Segment Start: Excerpted data
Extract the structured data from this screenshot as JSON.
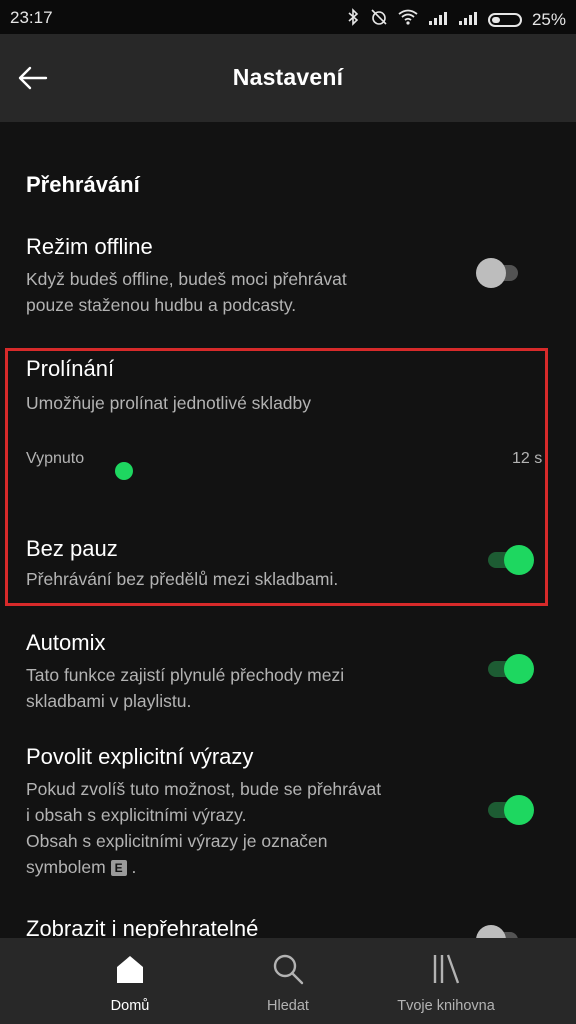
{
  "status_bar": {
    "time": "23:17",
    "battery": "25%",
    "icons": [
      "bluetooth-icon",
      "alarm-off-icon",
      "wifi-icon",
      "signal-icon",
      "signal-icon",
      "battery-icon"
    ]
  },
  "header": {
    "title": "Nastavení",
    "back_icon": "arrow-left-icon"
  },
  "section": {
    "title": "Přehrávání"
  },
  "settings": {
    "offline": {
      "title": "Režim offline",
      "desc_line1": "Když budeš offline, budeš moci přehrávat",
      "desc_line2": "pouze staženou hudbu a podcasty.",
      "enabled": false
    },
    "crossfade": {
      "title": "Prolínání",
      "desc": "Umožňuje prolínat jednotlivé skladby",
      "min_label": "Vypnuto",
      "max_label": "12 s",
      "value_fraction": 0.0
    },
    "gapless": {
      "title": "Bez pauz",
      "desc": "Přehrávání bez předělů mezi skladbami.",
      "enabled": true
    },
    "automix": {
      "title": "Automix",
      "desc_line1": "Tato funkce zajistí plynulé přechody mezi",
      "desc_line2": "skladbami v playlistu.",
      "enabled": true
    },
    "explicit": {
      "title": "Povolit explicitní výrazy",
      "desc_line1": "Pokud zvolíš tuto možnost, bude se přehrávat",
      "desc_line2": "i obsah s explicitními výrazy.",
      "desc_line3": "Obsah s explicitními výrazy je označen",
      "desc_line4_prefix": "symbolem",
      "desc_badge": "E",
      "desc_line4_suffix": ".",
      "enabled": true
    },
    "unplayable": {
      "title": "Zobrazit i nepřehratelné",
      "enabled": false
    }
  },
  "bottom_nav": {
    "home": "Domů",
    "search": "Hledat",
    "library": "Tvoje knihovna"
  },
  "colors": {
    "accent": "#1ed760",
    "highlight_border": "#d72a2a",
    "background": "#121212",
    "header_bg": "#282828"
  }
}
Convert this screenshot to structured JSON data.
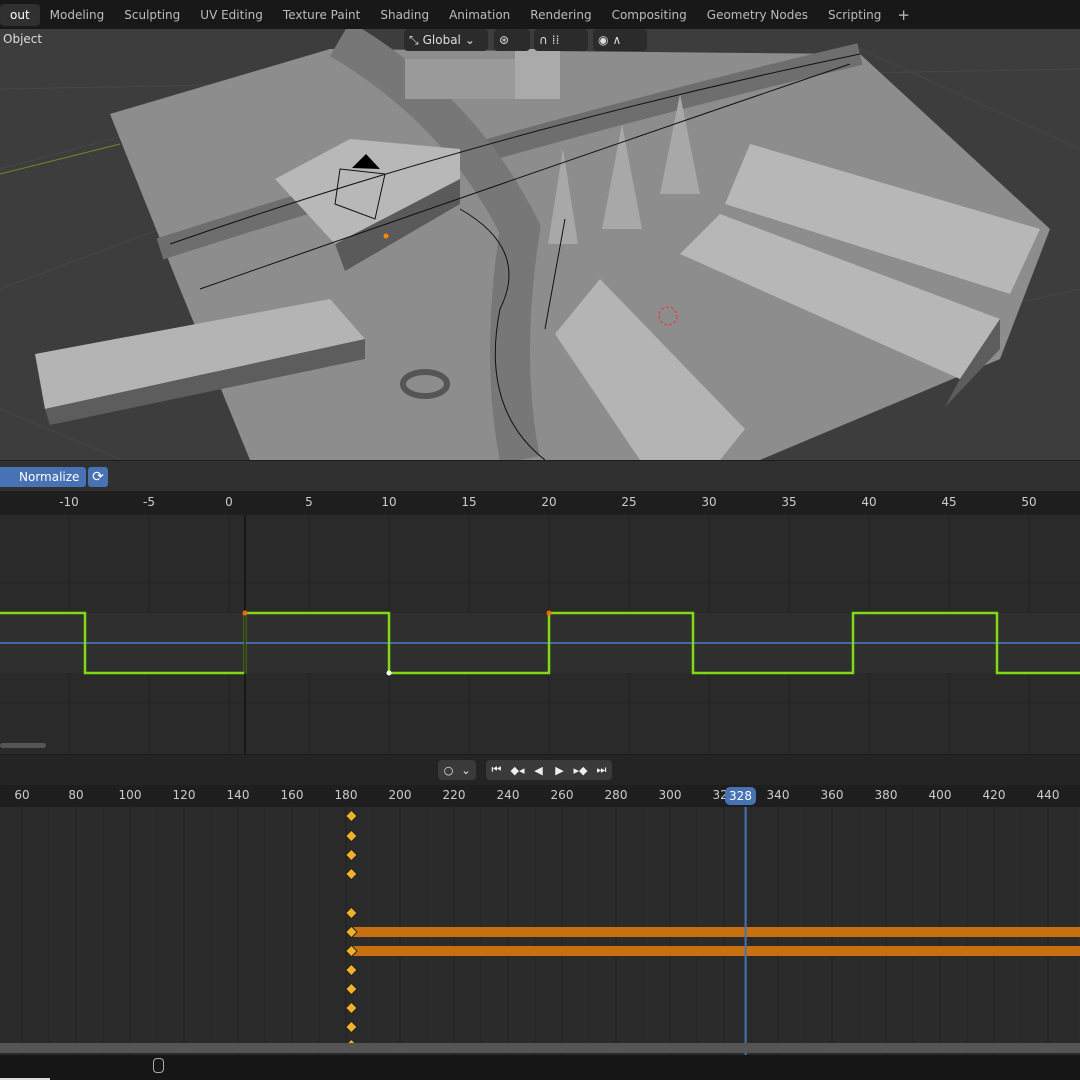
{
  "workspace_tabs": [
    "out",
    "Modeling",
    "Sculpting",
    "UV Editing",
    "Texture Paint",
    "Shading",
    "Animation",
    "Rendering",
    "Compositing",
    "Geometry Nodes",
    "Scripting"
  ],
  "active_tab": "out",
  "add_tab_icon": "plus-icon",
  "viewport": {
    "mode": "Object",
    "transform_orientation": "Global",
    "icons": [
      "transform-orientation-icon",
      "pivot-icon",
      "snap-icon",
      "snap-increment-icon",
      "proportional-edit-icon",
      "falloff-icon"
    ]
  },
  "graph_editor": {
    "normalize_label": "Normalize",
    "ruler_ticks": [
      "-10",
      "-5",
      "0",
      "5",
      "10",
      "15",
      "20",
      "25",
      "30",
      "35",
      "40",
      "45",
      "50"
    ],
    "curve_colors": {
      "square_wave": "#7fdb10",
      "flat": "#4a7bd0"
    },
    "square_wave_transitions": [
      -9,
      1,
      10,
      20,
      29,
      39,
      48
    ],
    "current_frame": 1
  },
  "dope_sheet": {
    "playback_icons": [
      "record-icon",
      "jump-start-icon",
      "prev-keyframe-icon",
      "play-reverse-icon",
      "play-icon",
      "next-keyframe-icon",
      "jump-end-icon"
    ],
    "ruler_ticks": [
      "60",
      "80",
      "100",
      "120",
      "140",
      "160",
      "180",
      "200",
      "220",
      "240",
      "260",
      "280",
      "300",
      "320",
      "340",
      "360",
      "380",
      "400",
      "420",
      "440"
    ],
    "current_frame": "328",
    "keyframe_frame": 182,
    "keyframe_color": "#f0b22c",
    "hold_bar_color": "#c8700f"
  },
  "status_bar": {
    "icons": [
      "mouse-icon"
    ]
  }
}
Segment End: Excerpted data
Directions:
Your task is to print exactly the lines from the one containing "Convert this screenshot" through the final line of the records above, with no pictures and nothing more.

Answer for this exercise:
Convert this screenshot to structured JSON data.
{
  "workspace_tabs": [
    "out",
    "Modeling",
    "Sculpting",
    "UV Editing",
    "Texture Paint",
    "Shading",
    "Animation",
    "Rendering",
    "Compositing",
    "Geometry Nodes",
    "Scripting"
  ],
  "active_tab": "out",
  "add_tab_icon": "plus-icon",
  "viewport": {
    "mode": "Object",
    "transform_orientation": "Global",
    "icons": [
      "transform-orientation-icon",
      "pivot-icon",
      "snap-icon",
      "snap-increment-icon",
      "proportional-edit-icon",
      "falloff-icon"
    ]
  },
  "graph_editor": {
    "normalize_label": "Normalize",
    "ruler_ticks": [
      "-10",
      "-5",
      "0",
      "5",
      "10",
      "15",
      "20",
      "25",
      "30",
      "35",
      "40",
      "45",
      "50"
    ],
    "curve_colors": {
      "square_wave": "#7fdb10",
      "flat": "#4a7bd0"
    },
    "square_wave_transitions": [
      -9,
      1,
      10,
      20,
      29,
      39,
      48
    ],
    "current_frame": 1
  },
  "dope_sheet": {
    "playback_icons": [
      "record-icon",
      "jump-start-icon",
      "prev-keyframe-icon",
      "play-reverse-icon",
      "play-icon",
      "next-keyframe-icon",
      "jump-end-icon"
    ],
    "ruler_ticks": [
      "60",
      "80",
      "100",
      "120",
      "140",
      "160",
      "180",
      "200",
      "220",
      "240",
      "260",
      "280",
      "300",
      "320",
      "340",
      "360",
      "380",
      "400",
      "420",
      "440"
    ],
    "current_frame": "328",
    "keyframe_frame": 182,
    "keyframe_color": "#f0b22c",
    "hold_bar_color": "#c8700f"
  },
  "status_bar": {
    "icons": [
      "mouse-icon"
    ]
  }
}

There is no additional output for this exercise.